Another 12-year old cricketer is Shubhang Hegde from Vidya Niketan School. Hegde has been playing cricket for six years and has been a part of the KIOC for two years as well. Hegde says, “My father plays cricket and he has always inspired me to take it up.” The little cricketer practises everyday for two hours, hoping to play next to the legend that is Tendulkar. Hegde adds, “The KIOC does not only improve my cricketing skills. It has helped with my mental capability in school and it has shown me the importance of being disciplined.”

Dinesh Borwankar, 21, recently finished his Bachelor’s degree in Commerce at Jain College. He tells us, “I have been with KIOC for thirteen years. I would like to make a career out of cricket, but it is always good to have an alternative.” Borwankar mentions that he has toured across the country to play cricket. He adds, “I practise for 5 hours a day at the KIOC. This has helped with my basics, my technique, but most importantly, it has helped me as a human being.”

Nishant Singh Shekhewat, 23, is a cricketer. He has been at the game for thirteen years. “It is my love for the game that has helped me continue to keep training. I want to make it to the Indian team. I almost qualified for the First Class team, but I am hopeful that it will happen in another couple of years.” Shekhewat tells us that he recently played at the WACA Ground in Australia. The WACA pitch is considered to be one the quickest and bounciest wickets in the world. “Thanks to the connections that Coach Sait has, I have been able to tour Australia and England.” Shekhewat says he trains for seven hours a day. “Cricket is my job and I love my job. I have played with many big names from around the world, including Marcus North and Adam Voges.

Abrar Kazi, 23, plays for the Royal Challengers Bangalore. “I have been training with the KIOC for thirteen years. Apart from the RCB team, I have also played in several Ranji one-day matches.” Kazi has played in Sri Lanka as part of then KIOC club matches. Kazi mentions, “The KIOC has taught me more than playing cricket. I practise for three to four hours a day. This disciplined training has helped me not only as a cricketer, but as a person.”

Sait concludes, “One needs a trained eye to spot potential. I believe every individual in our academy has the capability of making it big in the cricketing world. We are helping these kids to get closer to their dreams. It is their hard work and determination that will decide the rest.”


The man behind the stumps

Irfan Sait is a qualified full time coach available 24 x 7 x 365 with the unique distinction of completing the Level I, II and III coaching courses each from a different country:

1. Level III - England (ECB)
2. Level II - Australia (CA)
3. Level I - India (KSCA)

He is also a member of the Coach Associations of England and Australia, a rare feat achieved only by a few in the subcontinent. Sait has been deeply involved in the game for the past 30 years. He has played in all the divisions of the KSCA League.

Sait assisted the Indian men's cricket team in the training camp held at Bangalore in preparation of the World Cup '96. He also coaches at Macclesfield, Cheshire County, Manchester, England.

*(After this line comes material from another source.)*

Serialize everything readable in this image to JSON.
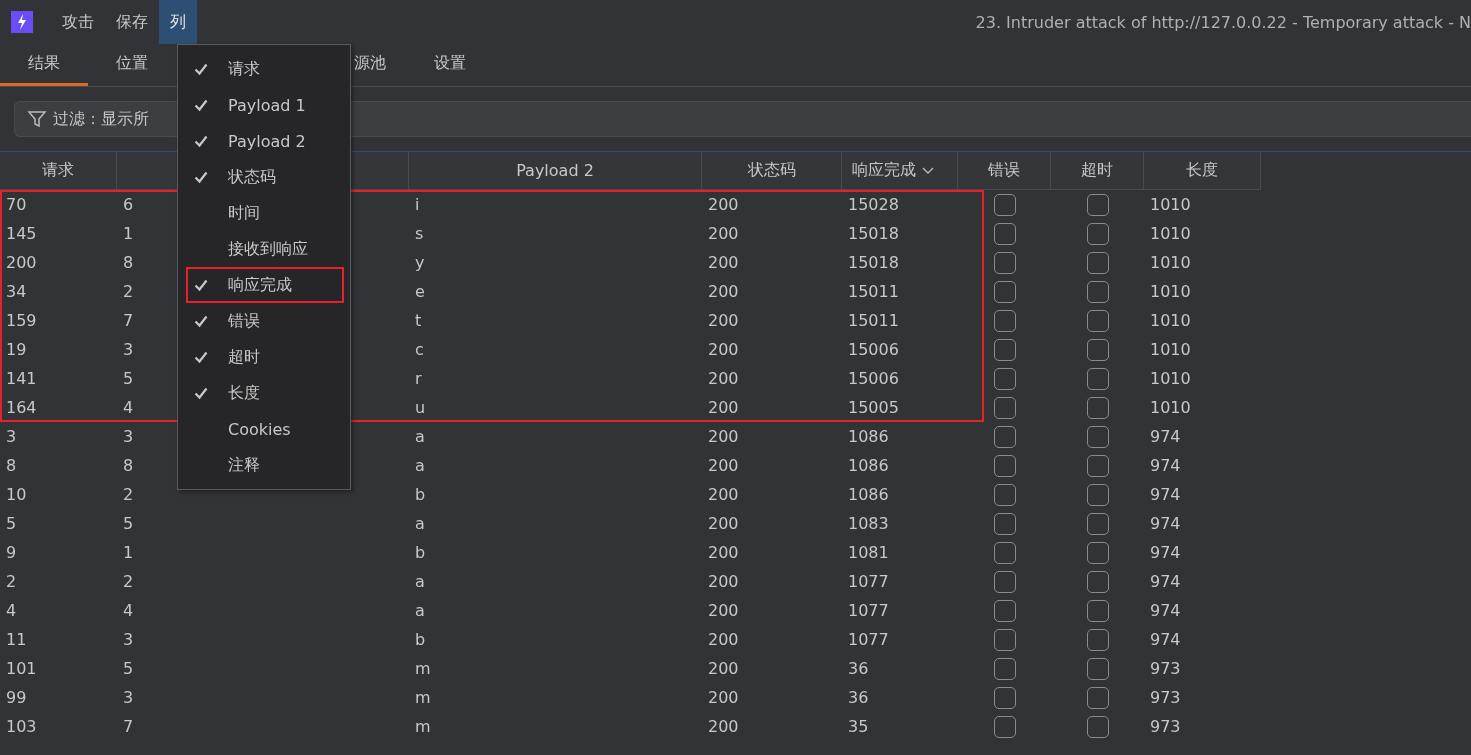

Sait has held many offices:

1. Joint Secretary of The Swastic Union Cricket Club.
2. Secretary of The Jawans Cricket Club.
3. Vice President of The Modern Cricket Club.
4. Vice President of The Youth Congress.
5. Former Secretary & South Zone Convenor of The Women's Cricket Association of India.
6. Former Member of various sub-committees of the KSCA.